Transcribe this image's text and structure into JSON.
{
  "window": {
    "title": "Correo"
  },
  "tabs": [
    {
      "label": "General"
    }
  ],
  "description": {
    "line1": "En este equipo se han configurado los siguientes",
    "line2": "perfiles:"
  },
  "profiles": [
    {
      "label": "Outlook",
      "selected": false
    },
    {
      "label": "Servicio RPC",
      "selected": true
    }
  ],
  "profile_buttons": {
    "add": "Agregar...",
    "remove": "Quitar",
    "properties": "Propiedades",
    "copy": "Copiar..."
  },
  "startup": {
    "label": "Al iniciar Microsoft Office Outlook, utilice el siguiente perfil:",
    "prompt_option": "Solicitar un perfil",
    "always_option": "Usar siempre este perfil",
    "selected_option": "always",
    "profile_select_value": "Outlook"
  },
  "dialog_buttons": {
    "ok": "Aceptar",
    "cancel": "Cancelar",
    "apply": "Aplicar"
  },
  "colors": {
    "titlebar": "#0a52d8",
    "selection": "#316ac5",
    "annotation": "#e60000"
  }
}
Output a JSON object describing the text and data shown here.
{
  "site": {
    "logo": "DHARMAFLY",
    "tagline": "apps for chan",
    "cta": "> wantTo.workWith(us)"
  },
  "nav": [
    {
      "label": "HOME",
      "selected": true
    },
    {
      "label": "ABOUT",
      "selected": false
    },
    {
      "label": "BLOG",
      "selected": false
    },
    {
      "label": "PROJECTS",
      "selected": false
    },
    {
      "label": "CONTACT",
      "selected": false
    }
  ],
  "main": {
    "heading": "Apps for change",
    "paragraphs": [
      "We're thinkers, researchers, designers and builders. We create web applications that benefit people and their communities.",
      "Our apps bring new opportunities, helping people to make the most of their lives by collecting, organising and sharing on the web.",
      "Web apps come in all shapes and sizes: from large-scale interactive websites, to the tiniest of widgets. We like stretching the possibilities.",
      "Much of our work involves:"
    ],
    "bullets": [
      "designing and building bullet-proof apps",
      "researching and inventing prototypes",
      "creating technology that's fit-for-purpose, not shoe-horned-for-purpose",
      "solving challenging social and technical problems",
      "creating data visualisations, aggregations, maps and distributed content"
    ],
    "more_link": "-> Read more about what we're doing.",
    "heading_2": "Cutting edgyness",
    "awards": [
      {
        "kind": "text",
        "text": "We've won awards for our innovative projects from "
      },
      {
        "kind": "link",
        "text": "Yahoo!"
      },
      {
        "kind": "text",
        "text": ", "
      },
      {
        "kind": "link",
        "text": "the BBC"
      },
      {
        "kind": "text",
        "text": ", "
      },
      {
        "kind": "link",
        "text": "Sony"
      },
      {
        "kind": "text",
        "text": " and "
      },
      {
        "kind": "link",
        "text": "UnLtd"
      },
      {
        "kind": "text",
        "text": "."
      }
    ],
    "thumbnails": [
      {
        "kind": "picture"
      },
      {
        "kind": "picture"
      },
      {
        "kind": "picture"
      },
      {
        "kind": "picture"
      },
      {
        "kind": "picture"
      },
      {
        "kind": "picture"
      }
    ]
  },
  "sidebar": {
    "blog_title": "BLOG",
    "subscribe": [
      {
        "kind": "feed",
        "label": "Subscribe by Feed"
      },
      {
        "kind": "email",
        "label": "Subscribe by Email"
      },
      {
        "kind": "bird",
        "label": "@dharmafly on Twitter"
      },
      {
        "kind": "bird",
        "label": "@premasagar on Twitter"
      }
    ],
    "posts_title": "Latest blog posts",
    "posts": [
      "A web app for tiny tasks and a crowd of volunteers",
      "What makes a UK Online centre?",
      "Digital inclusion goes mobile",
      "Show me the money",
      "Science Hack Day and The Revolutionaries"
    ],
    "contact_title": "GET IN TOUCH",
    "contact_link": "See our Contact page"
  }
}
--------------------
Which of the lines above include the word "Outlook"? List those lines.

      "label": "Outlook",
    "label": "Al iniciar Microsoft Office Outlook, utilice el siguiente perfil:",
    "profile_select_value": "Outlook"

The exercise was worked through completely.